Work item: Once the pictures are set aside, retype the remaining entries exactly.

The data:

- - - - - - -

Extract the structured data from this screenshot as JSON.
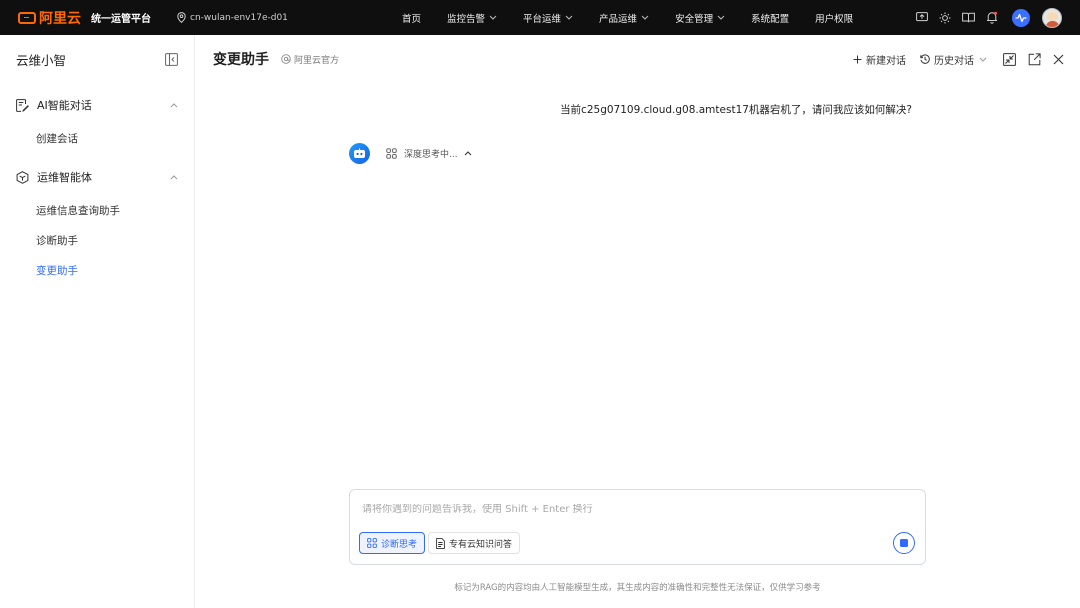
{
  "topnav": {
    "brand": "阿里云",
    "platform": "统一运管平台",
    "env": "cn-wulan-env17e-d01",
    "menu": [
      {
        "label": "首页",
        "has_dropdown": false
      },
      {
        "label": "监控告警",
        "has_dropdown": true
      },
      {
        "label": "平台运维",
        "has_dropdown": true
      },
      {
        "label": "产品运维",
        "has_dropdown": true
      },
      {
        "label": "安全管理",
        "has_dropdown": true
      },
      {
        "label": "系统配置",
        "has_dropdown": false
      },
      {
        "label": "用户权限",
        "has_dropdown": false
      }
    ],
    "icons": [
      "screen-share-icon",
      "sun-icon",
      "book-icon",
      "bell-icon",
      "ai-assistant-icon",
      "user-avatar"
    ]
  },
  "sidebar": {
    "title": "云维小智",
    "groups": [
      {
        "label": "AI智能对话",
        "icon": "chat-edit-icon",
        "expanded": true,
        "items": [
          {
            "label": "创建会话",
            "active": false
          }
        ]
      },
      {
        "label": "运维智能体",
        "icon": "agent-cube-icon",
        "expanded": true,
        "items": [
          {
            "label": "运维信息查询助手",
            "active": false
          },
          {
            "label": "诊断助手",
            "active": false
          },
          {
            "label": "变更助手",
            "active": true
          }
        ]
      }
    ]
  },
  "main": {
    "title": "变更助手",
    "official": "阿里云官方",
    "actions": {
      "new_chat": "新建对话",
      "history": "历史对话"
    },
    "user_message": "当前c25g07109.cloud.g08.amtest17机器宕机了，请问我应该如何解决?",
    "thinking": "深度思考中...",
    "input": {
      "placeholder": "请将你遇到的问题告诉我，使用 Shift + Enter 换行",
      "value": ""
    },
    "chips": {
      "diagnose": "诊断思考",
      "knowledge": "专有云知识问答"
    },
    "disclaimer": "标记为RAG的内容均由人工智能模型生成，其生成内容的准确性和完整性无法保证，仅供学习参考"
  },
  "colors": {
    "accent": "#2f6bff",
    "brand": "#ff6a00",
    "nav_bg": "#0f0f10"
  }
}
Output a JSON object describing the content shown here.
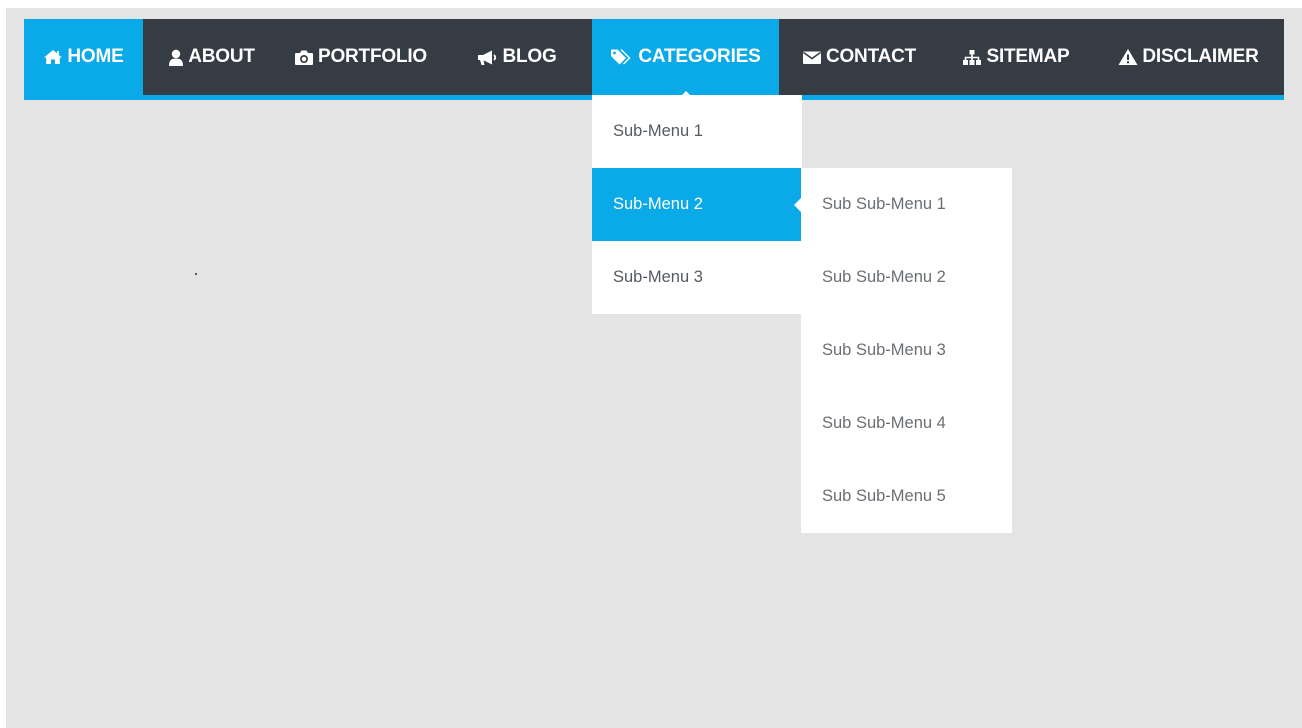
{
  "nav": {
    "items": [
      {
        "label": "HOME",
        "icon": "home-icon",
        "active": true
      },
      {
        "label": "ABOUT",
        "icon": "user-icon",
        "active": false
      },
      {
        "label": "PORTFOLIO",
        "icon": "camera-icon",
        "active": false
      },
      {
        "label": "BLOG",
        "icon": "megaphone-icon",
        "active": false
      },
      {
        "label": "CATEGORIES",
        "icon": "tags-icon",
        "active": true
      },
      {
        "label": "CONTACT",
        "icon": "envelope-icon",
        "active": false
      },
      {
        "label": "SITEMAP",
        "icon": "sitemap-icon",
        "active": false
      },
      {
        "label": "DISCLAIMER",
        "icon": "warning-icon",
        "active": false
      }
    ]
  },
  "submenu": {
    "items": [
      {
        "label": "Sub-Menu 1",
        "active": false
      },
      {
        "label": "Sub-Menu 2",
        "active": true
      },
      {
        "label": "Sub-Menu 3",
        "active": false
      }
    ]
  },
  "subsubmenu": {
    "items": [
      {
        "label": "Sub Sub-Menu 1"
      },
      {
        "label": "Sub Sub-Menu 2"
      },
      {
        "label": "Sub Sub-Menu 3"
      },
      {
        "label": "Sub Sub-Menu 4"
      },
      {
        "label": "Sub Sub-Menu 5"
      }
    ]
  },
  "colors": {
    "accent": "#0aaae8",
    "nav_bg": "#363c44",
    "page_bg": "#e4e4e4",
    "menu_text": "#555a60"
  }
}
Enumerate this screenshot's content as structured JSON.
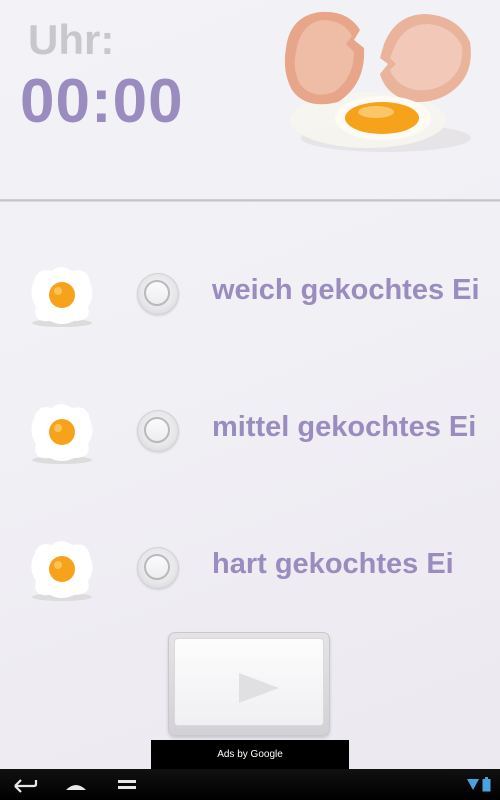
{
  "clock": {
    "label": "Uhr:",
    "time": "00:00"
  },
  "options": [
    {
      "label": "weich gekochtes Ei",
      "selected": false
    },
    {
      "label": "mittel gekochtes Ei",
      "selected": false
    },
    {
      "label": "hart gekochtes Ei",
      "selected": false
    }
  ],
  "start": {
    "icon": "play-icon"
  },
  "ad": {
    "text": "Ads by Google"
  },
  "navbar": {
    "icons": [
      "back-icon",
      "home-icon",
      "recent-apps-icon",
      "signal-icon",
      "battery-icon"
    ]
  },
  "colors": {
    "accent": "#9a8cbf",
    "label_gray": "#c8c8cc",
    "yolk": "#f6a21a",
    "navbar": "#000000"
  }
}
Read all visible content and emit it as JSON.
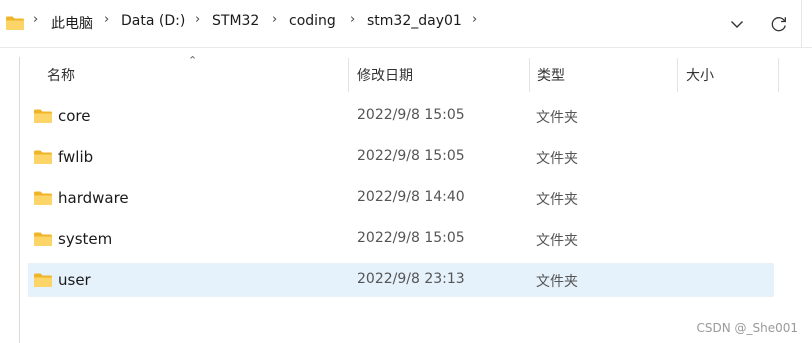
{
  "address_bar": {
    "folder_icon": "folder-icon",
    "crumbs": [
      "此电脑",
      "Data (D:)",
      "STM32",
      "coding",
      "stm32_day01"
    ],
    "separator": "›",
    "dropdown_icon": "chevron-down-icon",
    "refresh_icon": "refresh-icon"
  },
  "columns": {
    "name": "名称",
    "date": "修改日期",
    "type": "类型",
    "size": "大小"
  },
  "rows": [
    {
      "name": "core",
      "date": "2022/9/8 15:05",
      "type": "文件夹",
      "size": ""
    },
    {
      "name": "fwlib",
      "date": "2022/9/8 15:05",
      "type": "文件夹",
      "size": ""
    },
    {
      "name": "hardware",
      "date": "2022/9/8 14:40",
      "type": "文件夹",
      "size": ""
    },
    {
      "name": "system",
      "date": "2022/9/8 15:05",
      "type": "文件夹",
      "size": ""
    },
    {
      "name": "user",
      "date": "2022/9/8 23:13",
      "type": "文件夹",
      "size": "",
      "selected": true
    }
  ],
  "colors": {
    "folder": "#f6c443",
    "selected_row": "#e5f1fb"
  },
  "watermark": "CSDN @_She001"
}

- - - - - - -

Final answer:
Extract the structured data from this screenshot as JSON.
{
  "topnav": {
    "brand": "阿里云",
    "platform": "统一运管平台",
    "env": "cn-wulan-env17e-d01",
    "menu": [
      {
        "label": "首页",
        "has_dropdown": false
      },
      {
        "label": "监控告警",
        "has_dropdown": true
      },
      {
        "label": "平台运维",
        "has_dropdown": true
      },
      {
        "label": "产品运维",
        "has_dropdown": true
      },
      {
        "label": "安全管理",
        "has_dropdown": true
      },
      {
        "label": "系统配置",
        "has_dropdown": false
      },
      {
        "label": "用户权限",
        "has_dropdown": false
      }
    ],
    "icons": [
      "screen-share-icon",
      "sun-icon",
      "book-icon",
      "bell-icon",
      "ai-assistant-icon",
      "user-avatar"
    ]
  },
  "sidebar": {
    "title": "云维小智",
    "groups": [
      {
        "label": "AI智能对话",
        "icon": "chat-edit-icon",
        "expanded": true,
        "items": [
          {
            "label": "创建会话",
            "active": false
          }
        ]
      },
      {
        "label": "运维智能体",
        "icon": "agent-cube-icon",
        "expanded": true,
        "items": [
          {
            "label": "运维信息查询助手",
            "active": false
          },
          {
            "label": "诊断助手",
            "active": false
          },
          {
            "label": "变更助手",
            "active": true
          }
        ]
      }
    ]
  },
  "main": {
    "title": "变更助手",
    "official": "阿里云官方",
    "actions": {
      "new_chat": "新建对话",
      "history": "历史对话"
    },
    "user_message": "当前c25g07109.cloud.g08.amtest17机器宕机了，请问我应该如何解决?",
    "thinking": "深度思考中...",
    "input": {
      "placeholder": "请将你遇到的问题告诉我，使用 Shift + Enter 换行",
      "value": ""
    },
    "chips": {
      "diagnose": "诊断思考",
      "knowledge": "专有云知识问答"
    },
    "disclaimer": "标记为RAG的内容均由人工智能模型生成，其生成内容的准确性和完整性无法保证，仅供学习参考"
  },
  "colors": {
    "accent": "#2f6bff",
    "brand": "#ff6a00",
    "nav_bg": "#0f0f10"
  }
}
Output a JSON object describing the content shown here.
{
  "nav": {
    "items": [
      {
        "label": "HOME",
        "icon": "home-icon",
        "active": true
      },
      {
        "label": "ABOUT",
        "icon": "user-icon",
        "active": false
      },
      {
        "label": "PORTFOLIO",
        "icon": "camera-icon",
        "active": false
      },
      {
        "label": "BLOG",
        "icon": "megaphone-icon",
        "active": false
      },
      {
        "label": "CATEGORIES",
        "icon": "tags-icon",
        "active": true
      },
      {
        "label": "CONTACT",
        "icon": "envelope-icon",
        "active": false
      },
      {
        "label": "SITEMAP",
        "icon": "sitemap-icon",
        "active": false
      },
      {
        "label": "DISCLAIMER",
        "icon": "warning-icon",
        "active": false
      }
    ]
  },
  "submenu": {
    "items": [
      {
        "label": "Sub-Menu 1",
        "active": false
      },
      {
        "label": "Sub-Menu 2",
        "active": true
      },
      {
        "label": "Sub-Menu 3",
        "active": false
      }
    ]
  },
  "subsubmenu": {
    "items": [
      {
        "label": "Sub Sub-Menu 1"
      },
      {
        "label": "Sub Sub-Menu 2"
      },
      {
        "label": "Sub Sub-Menu 3"
      },
      {
        "label": "Sub Sub-Menu 4"
      },
      {
        "label": "Sub Sub-Menu 5"
      }
    ]
  },
  "colors": {
    "accent": "#0aaae8",
    "nav_bg": "#363c44",
    "page_bg": "#e4e4e4",
    "menu_text": "#555a60"
  }
}
Enumerate this screenshot's content as structured JSON.
{
  "clock": {
    "label": "Uhr:",
    "time": "00:00"
  },
  "options": [
    {
      "label": "weich gekochtes Ei",
      "selected": false
    },
    {
      "label": "mittel gekochtes Ei",
      "selected": false
    },
    {
      "label": "hart gekochtes Ei",
      "selected": false
    }
  ],
  "start": {
    "icon": "play-icon"
  },
  "ad": {
    "text": "Ads by Google"
  },
  "navbar": {
    "icons": [
      "back-icon",
      "home-icon",
      "recent-apps-icon",
      "signal-icon",
      "battery-icon"
    ]
  },
  "colors": {
    "accent": "#9a8cbf",
    "label_gray": "#c8c8cc",
    "yolk": "#f6a21a",
    "navbar": "#000000"
  }
}
Read all visible content and emit it as JSON.
{
  "address_bar": {
    "folder_icon": "folder-icon",
    "crumbs": [
      "此电脑",
      "Data (D:)",
      "STM32",
      "coding",
      "stm32_day01"
    ],
    "separator": "›",
    "dropdown_icon": "chevron-down-icon",
    "refresh_icon": "refresh-icon"
  },
  "columns": {
    "name": "名称",
    "date": "修改日期",
    "type": "类型",
    "size": "大小"
  },
  "rows": [
    {
      "name": "core",
      "date": "2022/9/8 15:05",
      "type": "文件夹",
      "size": ""
    },
    {
      "name": "fwlib",
      "date": "2022/9/8 15:05",
      "type": "文件夹",
      "size": ""
    },
    {
      "name": "hardware",
      "date": "2022/9/8 14:40",
      "type": "文件夹",
      "size": ""
    },
    {
      "name": "system",
      "date": "2022/9/8 15:05",
      "type": "文件夹",
      "size": ""
    },
    {
      "name": "user",
      "date": "2022/9/8 23:13",
      "type": "文件夹",
      "size": "",
      "selected": true
    }
  ],
  "colors": {
    "folder": "#f6c443",
    "selected_row": "#e5f1fb"
  },
  "watermark": "CSDN @_She001"
}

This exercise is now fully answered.